It's cookie time!

In our house, at least!

The boys and I decided that today was a "We need cookies" kind of day, so we hiked on down to the grocery store (the boys even walked the 3 mile trek to and from - with a quick stop at the park in the middle!), to get the few extra items we needed for our cookie extravaganza.

We only had time to make one recipe, so we decided that oatmeal raisin it would be: they still were SUPER sweet and yummy....and Mommy didn't feel as guilty. After all, they had oatmeal in them, so they were healthy, right? Pretty much a meal on their own? (If you couldn't tell, the right answers to these questions would be a resounding YES!).

Anywho, the recipe turned out fantastically delicious. I would highly recommend these with a hot cup of coffee....or a cold glass of milk. They could go either way, depending on what you had the need for. I might just squeeze one in tomorrow morning with my cup of coffee..........when the boys aren't looking, of course!

Enjoy your cookies!

Whole Wheat Oatmeal Raisin Cookies:

3/4 cup butter
1 cup packed brown sugar
1/2 cup cane sugar
1 tsp baking powder
1/4 tsp baking soda
1/2 tsp ground cinnamon
1/4 tsp ground cloves
2 eggs
1 tsp vanilla
1 and 3/4 cups whole wheat flour
2 cups rolled oats
1 cup raisins

Preheat your oven to 375 degrees. In a large mixing bowl, beat the butter with an electric mixer on medium to high speed for 30 seconds. Add both sugars, baking powder, baking soda, and spices. Beat until combined, scraping the sides of the bowl occasionally. Beat in the eggs and the vanilla until combined. Beat in as much of the flour as you can with the mixer, and then stir in the remaining flour by hand. Stir in the rolled oats, then the raisins.

Drop by rounded teaspoonfuls on an ungreased baking sheet, 2 inches apart. Bake for 10-12 minutes (I did 10) or until the edges are golden. Cook on a wire rack.

Makes about 4 dozen cookies.
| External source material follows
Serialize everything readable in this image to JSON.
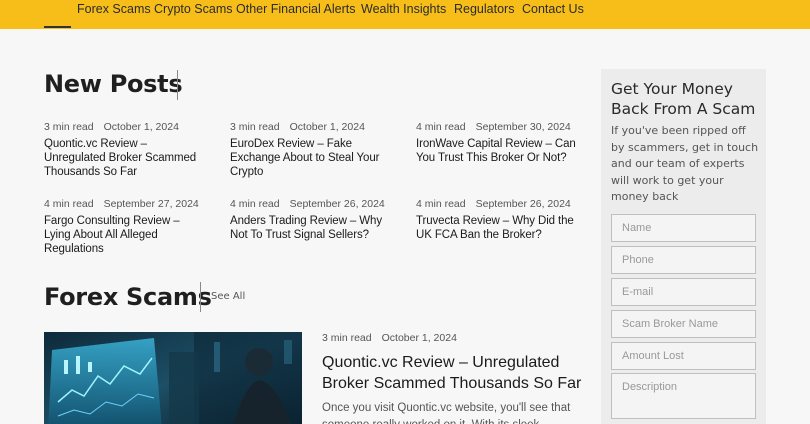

Wednesday, November 9, 2011

Remember the days?

When all you had to worry about was how high you were being pushed on the swing?

I miss those days.